Bipolar & Sunshine: Can Weather Trigger a Manic Episode?
People with bipolar disorder often suffer changes in mood that can be unrelated to anything going on in their lives. Research has shown that sometimes, however, a change in bipolar phases may be related to certain triggers, stress being a primary one for many.
But what about the weather? Can sunshine trigger a change in a person’s bipolar manic phase? Can rainy or cold weather trigger a depression phase?
To date, it is not yet clear what causes the change in a person’s bipolar disorder, switching from mania to depression or vice-a-versa. It is known that medications such as lithium can help attenuate or prevent these changes from occurring altogether.
Bipolar & Sunshine: Is It Seasonal?
The idea that changes in the seasons or weather might play an important role in inducing a manic or hypomanic episode in bipolar disorder can be traced back to Myers & Davies’ study from 1978 that examined hospital admissions due to mania and found a peak of mania episodes in summer and a nadir in winter. These same researchers also found a correlation between mania episodes and temperature in the month in question as well as the mean length of the day and mean daily hours of sunshine in the month before.

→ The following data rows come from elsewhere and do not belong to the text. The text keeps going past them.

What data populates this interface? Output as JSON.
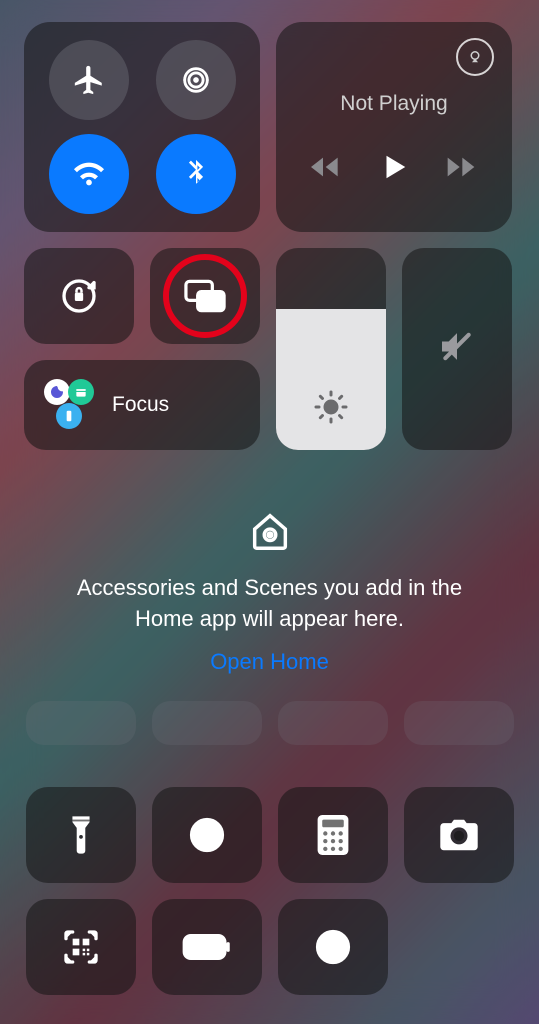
{
  "connectivity": {
    "airplane": {
      "name": "airplane-mode",
      "active": false
    },
    "cellular": {
      "name": "cellular-data",
      "active": false
    },
    "wifi": {
      "name": "wifi",
      "active": true
    },
    "bluetooth": {
      "name": "bluetooth",
      "active": true
    }
  },
  "media": {
    "title": "Not Playing",
    "airplay": "airplay"
  },
  "controls": {
    "orientation_lock": "orientation-lock",
    "screen_mirroring": "screen-mirroring",
    "focus_label": "Focus"
  },
  "brightness": {
    "level_percent": 70
  },
  "volume": {
    "level_percent": 0,
    "muted": true
  },
  "home": {
    "icon": "home",
    "message": "Accessories and Scenes you add in the Home app will appear here.",
    "link_label": "Open Home"
  },
  "shortcuts": [
    {
      "name": "flashlight",
      "icon": "flashlight-icon"
    },
    {
      "name": "timer",
      "icon": "timer-icon"
    },
    {
      "name": "calculator",
      "icon": "calculator-icon"
    },
    {
      "name": "camera",
      "icon": "camera-icon"
    },
    {
      "name": "qr-scanner",
      "icon": "qr-icon"
    },
    {
      "name": "low-power",
      "icon": "battery-icon"
    },
    {
      "name": "screen-record",
      "icon": "record-icon"
    }
  ],
  "colors": {
    "accent_blue": "#0a7aff",
    "highlight_red": "#e3021b"
  }
}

Some researchers have examined the correlation between a person with bipolar disorder’s change into a manic or hypomanic phase and the season of the year. Dominiak et al. (2015), for instance, found in their study of 2,837 hospital admissions, most mania admissions were noted in the spring and summer months, as well as in midwinter. These same researchers found that in late spring and winter a person was more likely to be admitted to the hospital for a mixed episode. And depression episodes were most likely to be seen in the spring and autumn months.
They went on to conclude:
The association between frequency of admissions and monthly hours of sunshine was observed in some age and sex subgroups of patients with bipolar disorder and single depressive episode.
The results support the seasonality of admissions of patients with affective disorders
These researchers weren’t alone in finding this correlation between sunshine and bipolar disorder’s manic phase. Newer researcher from Medici et al. (2016) also found evidence to support a connection between sunshine and the manic phase of bipolar disorder. Their large-scale study examined a whopping 24,313 hospital admissions of people with mania in Denmark from 1995 to 2012.
“There was a seasonal pattern with admission rates peaking in summer,” the researchers wrote. “Higher admission rates were associated with more sunshine, more ultraviolet radiation, higher temperature and less snow, but were unassociated with rainfall.”